* [Problem to work on] Whichever lines include the word "text", copy them as they appear in the data.

* [Data to process]
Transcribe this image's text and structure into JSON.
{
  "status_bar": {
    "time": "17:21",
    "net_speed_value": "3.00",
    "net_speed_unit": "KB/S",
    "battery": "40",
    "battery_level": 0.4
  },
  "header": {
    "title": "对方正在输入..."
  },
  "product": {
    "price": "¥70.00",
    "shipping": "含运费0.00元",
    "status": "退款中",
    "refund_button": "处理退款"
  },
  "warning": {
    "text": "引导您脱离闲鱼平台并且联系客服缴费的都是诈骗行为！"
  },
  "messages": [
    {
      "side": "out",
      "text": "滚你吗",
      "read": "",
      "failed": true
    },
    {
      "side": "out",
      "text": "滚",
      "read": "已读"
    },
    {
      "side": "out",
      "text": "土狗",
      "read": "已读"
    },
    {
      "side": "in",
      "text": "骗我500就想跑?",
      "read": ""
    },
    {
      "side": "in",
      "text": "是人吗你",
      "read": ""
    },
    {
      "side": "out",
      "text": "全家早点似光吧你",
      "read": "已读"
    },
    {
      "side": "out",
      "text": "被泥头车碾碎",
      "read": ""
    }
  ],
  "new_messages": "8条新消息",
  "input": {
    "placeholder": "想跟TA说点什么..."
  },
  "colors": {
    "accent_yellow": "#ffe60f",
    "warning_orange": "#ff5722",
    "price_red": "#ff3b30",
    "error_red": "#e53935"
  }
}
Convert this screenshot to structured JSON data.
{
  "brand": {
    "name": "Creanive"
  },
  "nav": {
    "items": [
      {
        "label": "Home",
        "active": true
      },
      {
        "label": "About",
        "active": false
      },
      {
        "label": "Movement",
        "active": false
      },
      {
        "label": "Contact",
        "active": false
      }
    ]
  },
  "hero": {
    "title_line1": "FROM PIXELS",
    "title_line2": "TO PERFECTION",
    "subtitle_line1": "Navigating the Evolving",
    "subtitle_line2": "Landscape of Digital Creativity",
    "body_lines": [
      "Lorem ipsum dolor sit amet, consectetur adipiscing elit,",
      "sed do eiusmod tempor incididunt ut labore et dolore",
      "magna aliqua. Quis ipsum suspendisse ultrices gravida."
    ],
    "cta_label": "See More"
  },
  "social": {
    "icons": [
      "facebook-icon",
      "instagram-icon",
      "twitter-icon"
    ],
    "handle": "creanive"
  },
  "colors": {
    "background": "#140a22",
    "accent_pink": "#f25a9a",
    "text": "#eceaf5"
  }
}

* [Finished exercise]
Transcribe this image's text and structure into JSON.
    "text": "引导您脱离闲鱼平台并且联系客服缴费的都是诈骗行为！"
      "text": "滚你吗",
      "text": "滚",
      "text": "土狗",
      "text": "骗我500就想跑?",
      "text": "是人吗你",
      "text": "全家早点似光吧你",
      "text": "被泥头车碾碎",
    "text": "#eceaf5"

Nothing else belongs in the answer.